One of our most interesting discussions revolved around how the movie, released in 2021 and currently available to watch on Netflix, differs from the book. Readers noted that in the book, all the information presented comes straight from Irene’s head – there is no omniscient narrator here, much to the displeasure of some readers, who wanted more from Clare. To me it almost sounds like Larsen has written the book in a way that pushes readers to pine for Clare’s point of view more…intimately. Maybe in the way Irene secretly pines for more intimacy with Clare? 

In the movie, this isn’t possible in the same way. So much of the ambiguity from the book is lost (although the ambiguous ending remains intact). In the book, Irene is a classic unreliable narrator. There is so much at stake for her as her suspicions surrounding her husband’s fidelity and even his sexuality mount – her social status, even her homeland. Readers also noted that the movie doesn’t hint at a potential lesbian attraction between the women. 

For our readers wondering why the movie was shot in black and white: for director Rebecca Hall, “shooting Passing in black and white was a non-negotiable request from her end” as a “black-and-white filming approach would blur these lines [of the segregated society], strengthening its intended message…” Hall also added, “The irony of black-and-white films is they’re gray, there’s nothing black or white about it, ever.” Black-and-white filming places more emphasis on light, shadow, and camera exposure; the screen becomes more textured, creating more depth. This depth mirrors the heaviness of life as a black, non-heterosexual in America in the 1920s….and even today. 

To read more about the movie, check out this article

Brown Baggers will meet again on Thursday, July 21st at noon to discuss News of the World by Paulette Jiles. 

Other books: 

The Vanishing Half by Brit Bennett

Caste by Isabel Wilkerson 

The Love Songs of W.E.B. Du Bois by Honorée Jeffers

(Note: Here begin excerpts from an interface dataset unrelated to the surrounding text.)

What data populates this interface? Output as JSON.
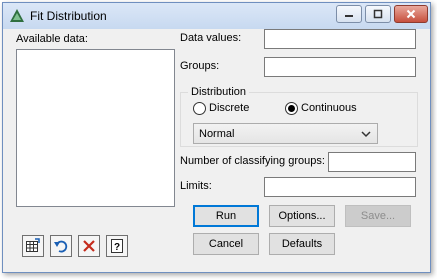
{
  "window": {
    "title": "Fit Distribution",
    "caption_buttons": {
      "minimize": "minimize-icon",
      "maximize": "maximize-icon",
      "close": "close-icon"
    }
  },
  "available_data": {
    "label": "Available data:",
    "items": []
  },
  "fields": {
    "data_values": {
      "label": "Data values:",
      "value": ""
    },
    "groups": {
      "label": "Groups:",
      "value": ""
    },
    "number_of_classifying_groups": {
      "label": "Number of classifying groups:",
      "value": ""
    },
    "limits": {
      "label": "Limits:",
      "value": ""
    }
  },
  "distribution": {
    "legend": "Distribution",
    "options": [
      {
        "label": "Discrete",
        "selected": false
      },
      {
        "label": "Continuous",
        "selected": true
      }
    ],
    "selected_value": "Normal"
  },
  "buttons": {
    "run": "Run",
    "options": "Options...",
    "save": "Save...",
    "cancel": "Cancel",
    "defaults": "Defaults"
  },
  "toolbar_icons": [
    "spreadsheet-icon",
    "undo-icon",
    "clear-icon",
    "help-icon"
  ],
  "colors": {
    "accent": "#0078d7",
    "title_bar": "#c7d9f0",
    "close_button": "#c7503e"
  }
}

My Monticello by Jocelyn Johnson 

Blindness by José Saramago

Show Boat by Edna Ferber 

A Chosen Exile by Allyson Hobbs 

The Conjure-Man Dies by Rudolph Fisher